When Miley Cyrus started hanging around with the Flaming Lips a few months back, the obvious reaction among Lips fans – myself included – was one that poured disbelief into a cocktail of incredulity and added a dose of disgust, before shaking vigorously.
Why? Why would one of the finest modern psychedelic pop bands, one that had been offering a healthy alternative to the mainstream, run-of-the-mill dross that has become pop culture’s stock-in-trade of late, invite the enemy inside the gates of the Technicolor palace?
Were the Lips selling out? Were they simply grabbing the coattails of a controversial pop star of the moment, hoping to grab of few of Cyrus’ 15 minutes of fame for themselves? Reasonable questions all, and many people were asking them.
However, I find myself in the unexpected position of scribbling a defense of the Cyrus/Flaming Lips mutual admiration society. It feels very strange.
Part of the reason for this has to do with the Billboard Music Awards, which aired Sunday evening. This annual joke of a self-congratulatory music industry hoedown has never been something to take particularly seriously. It’s several notches below the Grammys on the credibility scale, and when you consider the fact that the Grammys have bartered away the majority of their own credibility in an embarrassing race to convince the masses that they actually have a finger on the pulse... well, you get the picture.
During the show, a satellite broadcast had the Lips and Cyrus on stage in Manchester, England. Cyrus flanked Lips frontman Wayne Coyne, and both were dressed in what appeared to be large Afghan coats made out of glittery tinsel. The group dove into a take on the Beatles’ “Lucy in the Sky with Diamonds,” as I sat back in my angry chair, prepared to curse this unholy union.
And then something completely unexpected happened. I found myself digging it. Cyrus sounded quite good. The arrangement of the Beatles’ gem was brave, luxuriating as it did in a beautifully gauzy psychedelia. This was not irony, not tongue-in-cheek, not some sort of post-modern deconstruction of the Fabs. It was just highly creative jubilation.
I went back and read all of the available media literature on Cyrus’ Flaming Lips obsession with fresh eyes. And what I found was a young woman looking to expand her musical horizons far beyond the throwaway pop music she had previously traded in. Somehow, Cyrus had heard the Lips, and fallen deeply in love with their music.

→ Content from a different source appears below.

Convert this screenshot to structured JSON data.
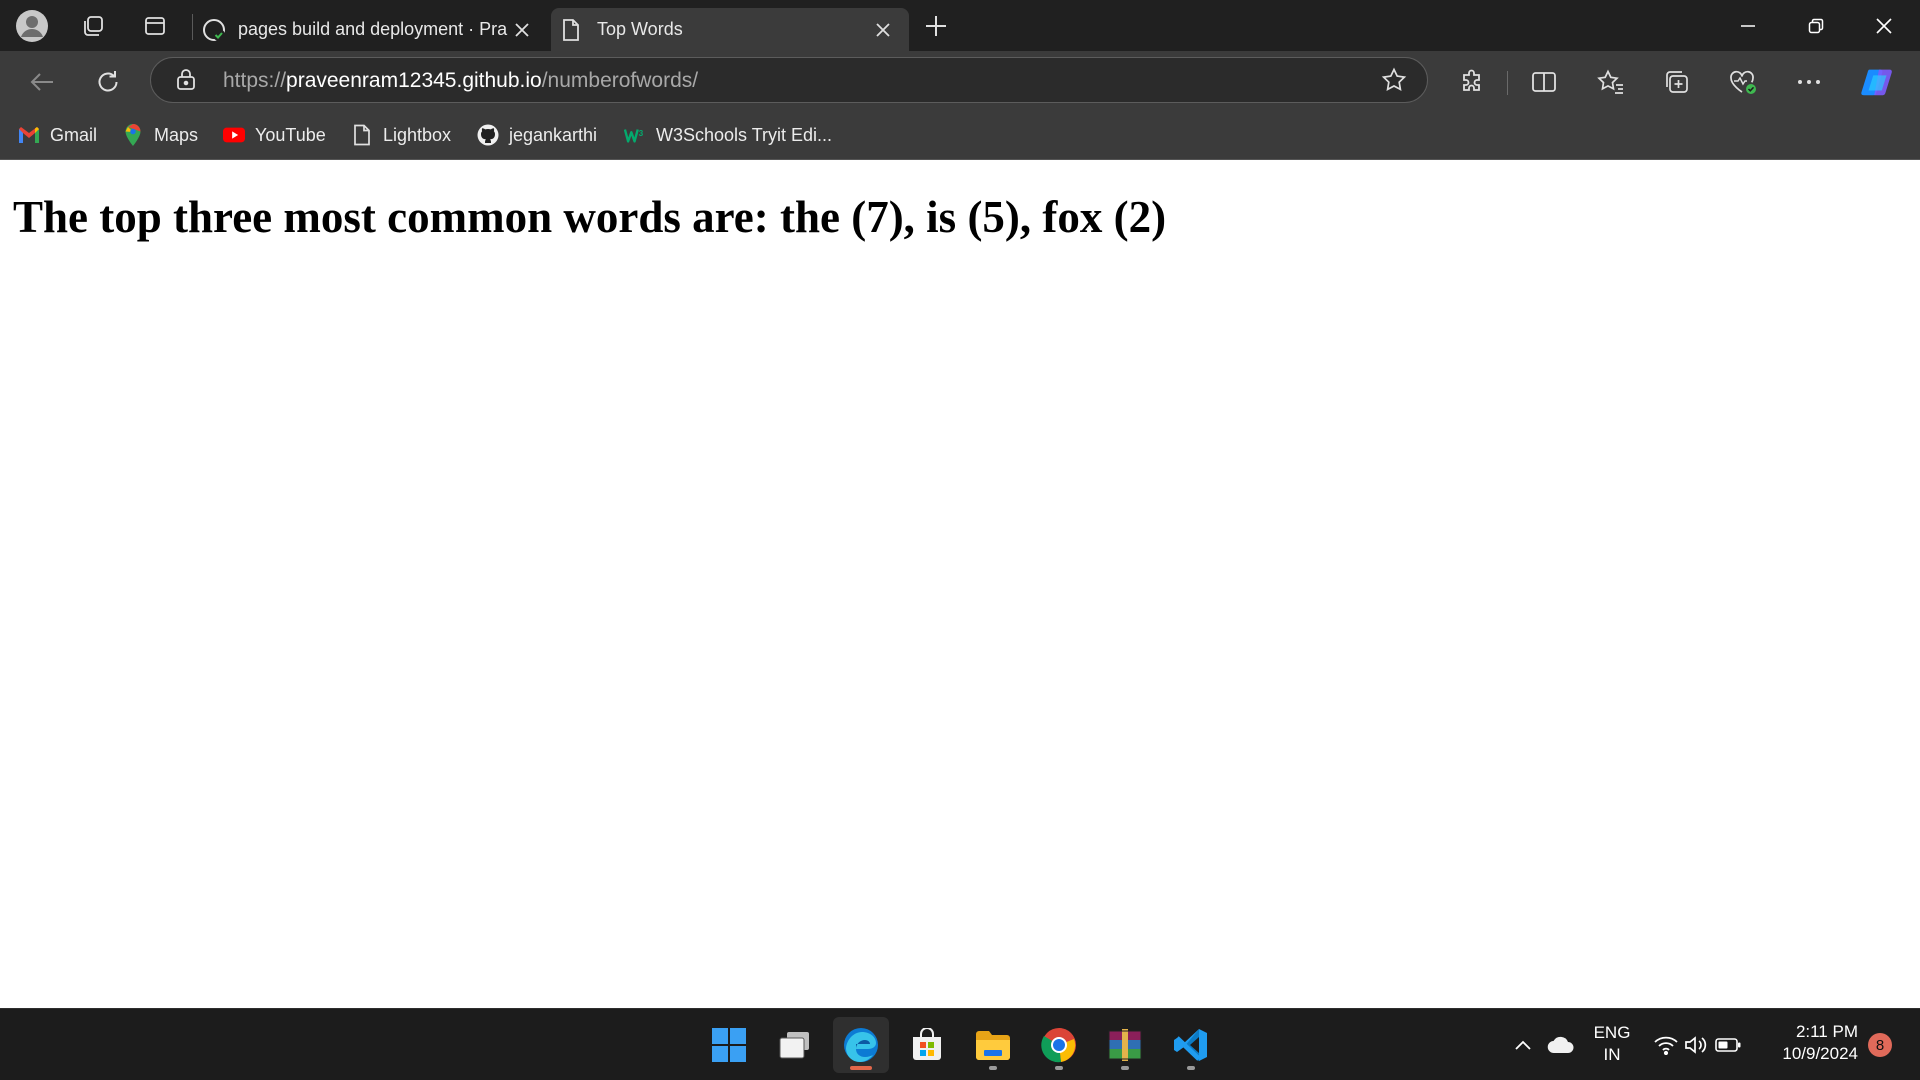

Interestingly, the Lips’ music reached Cyrus at a significant junction point in her life.
According to Coyne, the pairing is not as odd as it might first have appeared.
“Our shows are very childlike, like kids on acid, and hers are too,” he told Rolling Stone. “We’re so much alike in believing art is supposed to be fun. She’s just a freak. I love her to death.”
Now, the Lips have crafted their own version of the entire Beatles’ classic “Sgt. Pepper’s Lonely Hearts Club Band,” due in October. And guess who is featured prominently on the record? Yup. The girl who, a mere few months ago, was more famous for twerking than for anything else.
What I read in this story is the belief that young people who might be on a well-kept highway to a cultural nowhere can be deeply touched, affected and perhaps even transformed by music that puts art ahead of commerce. If Cyrus can leave the dark with an eye on the brighter side of the rainbow, who’s to say a Justin Beiber can’t?
Perhaps that seems like a bit of a stretch. But there is something genuinely touching at the heart of this unexpected generation-jumping union. It’s a case of good art and the open-minded artists who make that art choosing to act upon the often overlooked imperative to provide mentorship and guidance to younger generations. It’s fitting the music of the Beatles provided the common ground for this union. That music has been providing a shared meeting ground for artists of various ages – and for parents and their children, too – for decades. Now, it seems to have worked its magic once again.
Singing with the Flaming Lips hasn’t somehow transformed Miley Cyrus from a pop tart into Joni Mitchell overnight, mind you. But she’s on a new road, now. And it’s a road with possibility around every curve.